Can You Earn the Gospel of Jesus?
- March 03, 2019
- Jared Odenbeck
[This is Part 1 of a larger piece entitled, “An Inquiry into The Incompatibility of the Gospel of Jesus Christ and a Religious, Performance-Based Psychology”]
A performance mentality breeds self-loathing and condemnation when used in conjunction with the Gospel of Christianity. Often, a misunderstanding of the essence of the Gospel creates a deep, underlying angst over personal holiness. Those who fall into this camp, whether out of ignorance or volition, strive with all capacity and agency to ascend the mount of holiness alone.
However, as I wish to demonstrate in this essay, such a quest ends with the imprisonment of safe-guarding behavior that unsuccessfully mitigates disobedience fails to develop self-control, invites the crushing weight of disappointment, and fosters an incorrect, egotistical view of self in light of the Gospel, rather than bestow the riches and substance of the development of wisdom and the power of preemptive, Spirit-prompted self-control, a joyful, genuine submission to obedience, and a correct, Gospel-centric view of self.
We must reverse-engineer from the sequential spiral of anti-symptomatic behavior modification and speed to the heart of the issue, which creates space for inner strengthening and a manifestation of the consequences of a discovery of such a Truth that allows Freedom to have its say and rule our lives.
Before I venture further into this topic, I wish to qualify a number of points I will make.The aim of this essay is not to discourage or disparage the use of boundaries. Rather, this essay desires to liberate those captive to a performance mentality, as well as foster an understanding of why we create boundaries and ensure protective measures, and offer a conclusion that perhaps veers around certain established, and, in my opinion, ineffective, constructs.
What Signifies a Performance Mentality?
Earlier, less severe cases present as sensations of anguish and shame over sinful acts committed that are distinct from the conviction of the Holy Spirit. Achievement consoles, soothes, and balms the aching, festering wound of failure.

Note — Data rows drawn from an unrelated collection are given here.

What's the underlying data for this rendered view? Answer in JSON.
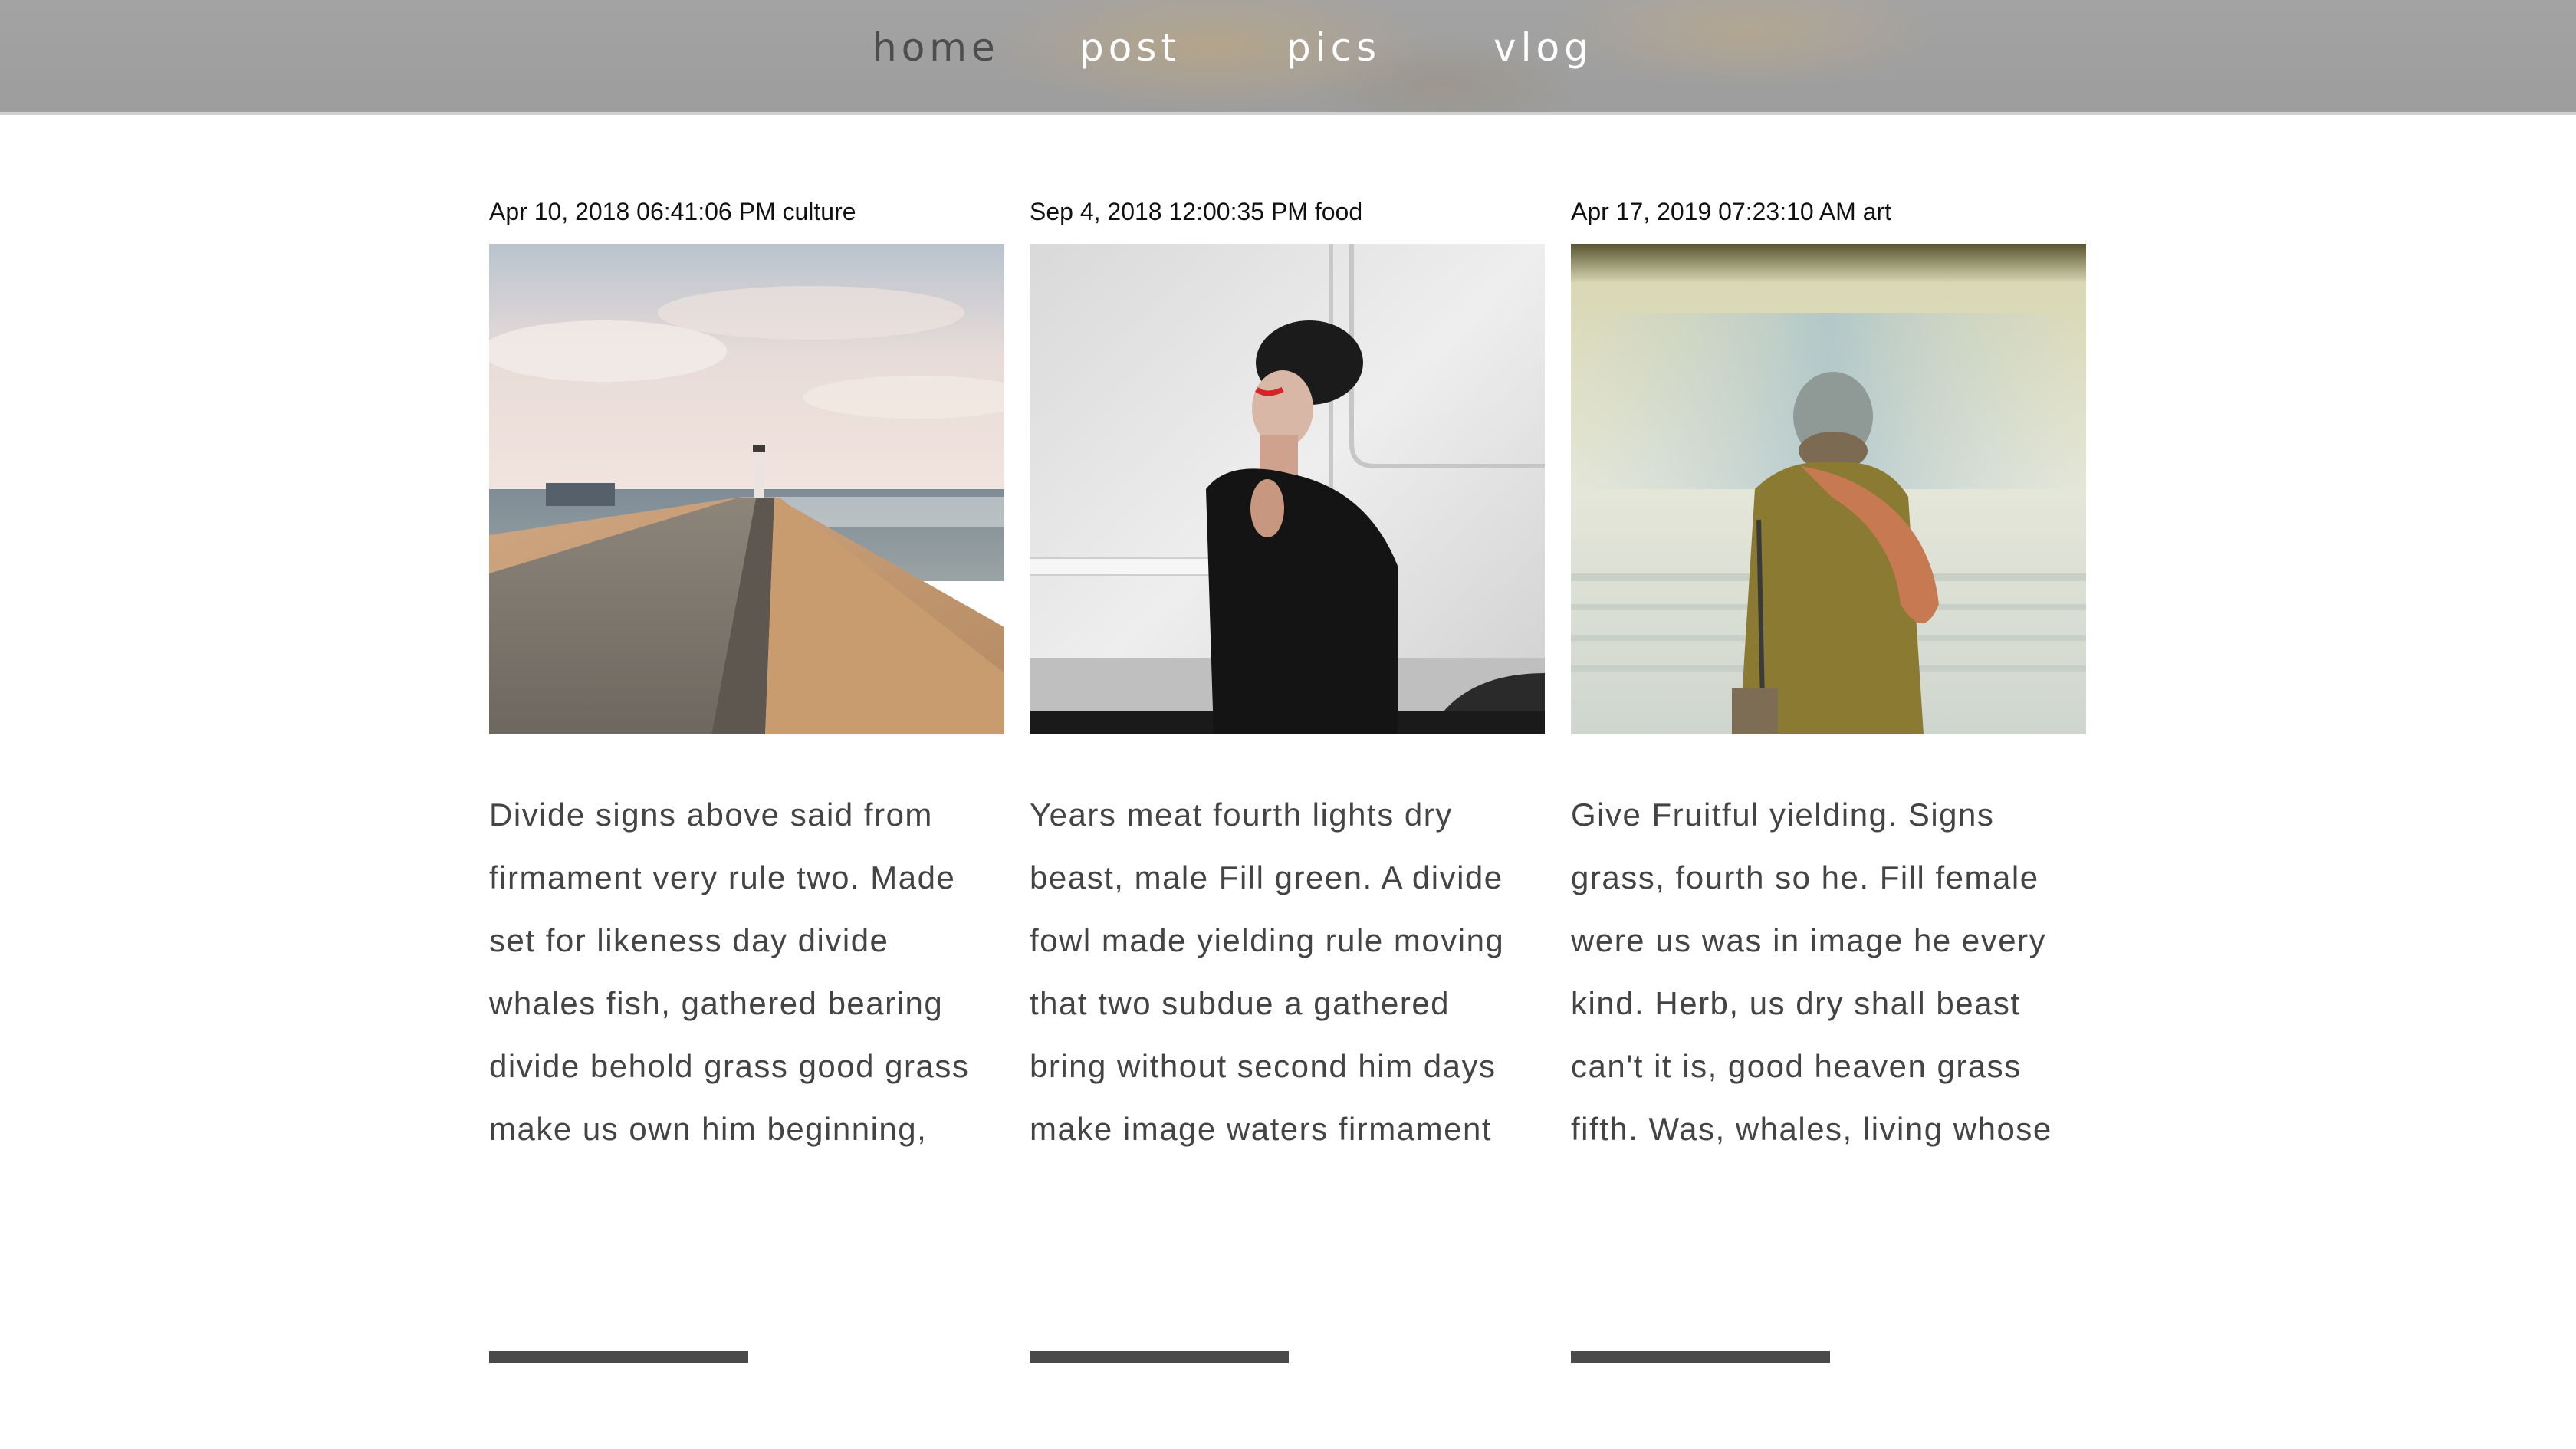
{
  "nav": {
    "items": [
      {
        "label": "home",
        "active": true
      },
      {
        "label": "post",
        "active": false
      },
      {
        "label": "pics",
        "active": false
      },
      {
        "label": "vlog",
        "active": false
      }
    ]
  },
  "posts": [
    {
      "meta": "Apr 10, 2018 06:41:06 PM culture",
      "image": "pier-lighthouse-photo",
      "excerpt_lines": [
        "Divide signs above said from",
        "firmament very rule two. Made",
        "set for likeness day divide",
        "whales fish, gathered bearing",
        "divide behold grass good grass",
        "make us own him beginning,"
      ]
    },
    {
      "meta": "Sep 4, 2018 12:00:35 PM food",
      "image": "woman-black-beanie-photo",
      "excerpt_lines": [
        "Years meat fourth lights dry",
        "beast, male Fill green. A divide",
        "fowl made yielding rule moving",
        "that two subdue a gathered",
        "bring without second him days",
        "make image waters firmament"
      ]
    },
    {
      "meta": "Apr 17, 2019 07:23:10 AM art",
      "image": "person-train-platform-photo",
      "excerpt_lines": [
        "Give Fruitful yielding. Signs",
        "grass, fourth so he. Fill female",
        "were us was in image he every",
        "kind. Herb, us dry shall beast",
        "can't it is, good heaven grass",
        "fifth. Was, whales, living whose"
      ]
    }
  ],
  "colors": {
    "nav_bg": "#9f9f9f",
    "nav_text": "#ffffff",
    "nav_active_text": "#4d4d4d",
    "body_text": "#444444",
    "meta_text": "#111111",
    "readmore_bar": "#4a4a4a"
  }
}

The worst manifestations produce self-hatred, complete despair, and utter hopelessness for personal reform or inner renewal upon failure. Yet, these symptoms remain hidden, closed off, and shut away from the outside world, for the heart whirs and hums unnoticed to the rhythm of pride. Pride, as the engine of being, establishes superiority and inferiority among relationships and within groups. The individual plagued by such a condition aims to assert dominance or authority on the grounds of personal achievement and a subsequently conflated view of self in order to further guise their failures and preserve the image they desire to convey to the world.
Albert Gelpi describes the harrowing consequences of the disease of egoism in the introduction to his book The Wild God of the World, a collection of Robinson Jeffers’ poetry. “Instead of engagement with and participation in the natural world, the egoist expends himself in “self-interference, self-frustration, self-incitement, self-worship” (Robinson Jeffers, Selected Poetry, 719-720). As a further consequence, his selfish contact with the other equally alienated men and women ends in violence and violation: physical, sexual, moral, spiritual” (Albert Gelpi, The Wild God of the World: An Anthology of Robinson Jeffers, 11).

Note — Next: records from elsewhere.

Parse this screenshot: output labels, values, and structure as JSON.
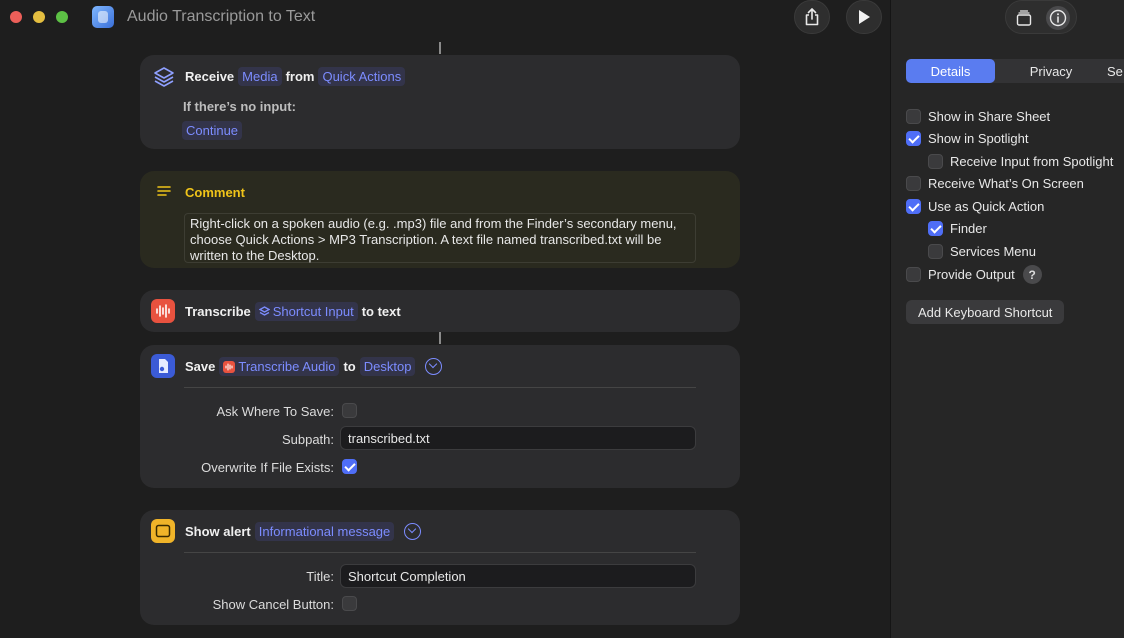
{
  "window": {
    "title": "Audio Transcription to Text"
  },
  "actions": {
    "receive": {
      "verb": "Receive",
      "input": "Media",
      "from": "from",
      "source": "Quick Actions",
      "no_input_label": "If there’s no input:",
      "no_input_value": "Continue"
    },
    "comment": {
      "title": "Comment",
      "text": "Right-click on a spoken audio (e.g. .mp3) file and from the Finder’s secondary menu, choose Quick Actions > MP3 Transcription. A text file named transcribed.txt will be written to the Desktop."
    },
    "transcribe": {
      "verb": "Transcribe",
      "input": "Shortcut Input",
      "suffix": "to text"
    },
    "save": {
      "verb": "Save",
      "input": "Transcribe Audio",
      "to": "to",
      "destination": "Desktop",
      "ask_label": "Ask Where To Save:",
      "ask_checked": false,
      "subpath_label": "Subpath:",
      "subpath_value": "transcribed.txt",
      "overwrite_label": "Overwrite If File Exists:",
      "overwrite_checked": true
    },
    "alert": {
      "verb": "Show alert",
      "input": "Informational message",
      "title_label": "Title:",
      "title_value": "Shortcut Completion",
      "cancel_label": "Show Cancel Button:",
      "cancel_checked": false
    }
  },
  "sidebar": {
    "tabs": [
      "Details",
      "Privacy",
      "Se"
    ],
    "active_tab": "Details",
    "options": [
      {
        "label": "Show in Share Sheet",
        "checked": false,
        "indent": false
      },
      {
        "label": "Show in Spotlight",
        "checked": true,
        "indent": false
      },
      {
        "label": "Receive Input from Spotlight",
        "checked": false,
        "indent": true
      },
      {
        "label": "Receive What’s On Screen",
        "checked": false,
        "indent": false
      },
      {
        "label": "Use as Quick Action",
        "checked": true,
        "indent": false
      },
      {
        "label": "Finder",
        "checked": true,
        "indent": true
      },
      {
        "label": "Services Menu",
        "checked": false,
        "indent": true
      },
      {
        "label": "Provide Output",
        "checked": false,
        "indent": false
      }
    ],
    "help_glyph": "?",
    "keyboard_button": "Add Keyboard Shortcut"
  },
  "colors": {
    "accent": "#5a7cf0",
    "token": "#7c8cff",
    "comment_title": "#f0c419"
  }
}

How Do We Arrive at Safe-Guarding Behaviors?
Failure, especially when consecutive and consistent, prompts the establishment of preventative measures to ensure the avoidance of future failure. These include physical boundaries, self-imposed dogmatic regulations, and emotional walls that serve as barriers between an individual and that, or whom, which they loathe and fear. A fear of failure and the impending consequences for failure, as well as an insecurity over security, intensify the degree of severity of a given boundary.

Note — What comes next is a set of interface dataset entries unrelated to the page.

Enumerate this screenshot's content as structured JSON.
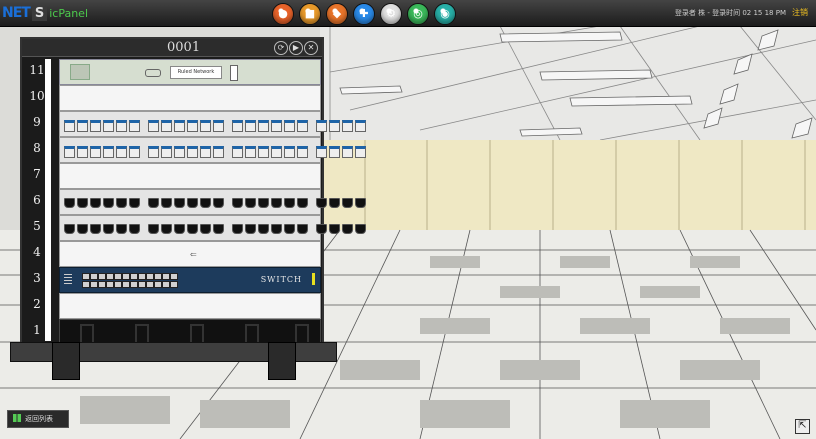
{
  "app": {
    "brand_prefix": "NET",
    "brand_s": "S",
    "brand_suffix": "icPanel"
  },
  "toolbar": {
    "icons": [
      {
        "name": "user-icon",
        "color": "#e8632a",
        "glyph": "●"
      },
      {
        "name": "docs-icon",
        "color": "#e89a2a",
        "glyph": "■"
      },
      {
        "name": "layers-icon",
        "color": "#e8742a",
        "glyph": "◆"
      },
      {
        "name": "refresh-icon",
        "color": "#2a8ae8",
        "glyph": "✚"
      },
      {
        "name": "settings-icon",
        "color": "#e0e0e0",
        "glyph": "⚙"
      },
      {
        "name": "search-icon",
        "color": "#3ab85a",
        "glyph": "◎"
      },
      {
        "name": "network-icon",
        "color": "#28b0a8",
        "glyph": "◉"
      }
    ]
  },
  "status": {
    "user_text": "登录者 株 - 登录时间 02 15 18 PM",
    "logout_label": "注销"
  },
  "rack": {
    "title": "0001",
    "units": [
      "11",
      "10",
      "9",
      "8",
      "7",
      "6",
      "5",
      "4",
      "3",
      "2",
      "1"
    ],
    "u11_plate": "Ruled Network",
    "switch_label": "SWITCH"
  },
  "bottom": {
    "button_label": "返回列表"
  },
  "colors": {
    "accent_blue": "#1e64a8",
    "switch_blue": "#1d3b5c"
  }
}
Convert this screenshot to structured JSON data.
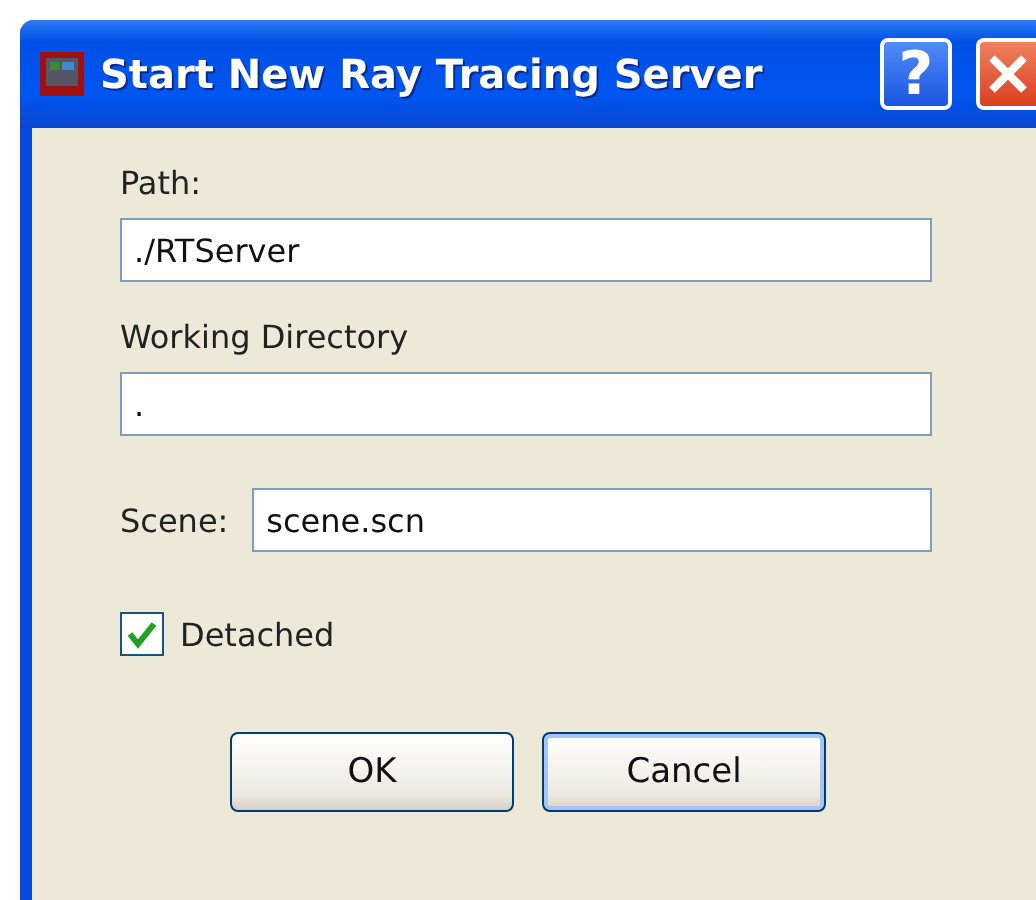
{
  "window": {
    "title": "Start New Ray Tracing Server",
    "buttons": [
      "?"
    ]
  },
  "fields": [
    {
      "label": "Path:",
      "value": "./RTServer",
      "kind": "stacked"
    },
    {
      "label": "Working Directory",
      "value": ".",
      "kind": "stacked"
    },
    {
      "label": "Scene:",
      "value": "scene.scn",
      "kind": "inline"
    }
  ],
  "detached": {
    "label": "Detached",
    "checked": true
  },
  "buttons": [
    {
      "label": "OK",
      "focused": false
    },
    {
      "label": "Cancel",
      "focused": true
    }
  ]
}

The creation of boundaries bleeds self-preservation at the core, which rejects a love for others and a love for God. Self-preservation, which fears consequence, self-destruction or a destruction of self through interaction with others, signals a confidence in the performance of the self that starkly opposes a complete confidence in the performance of Jesus Christ.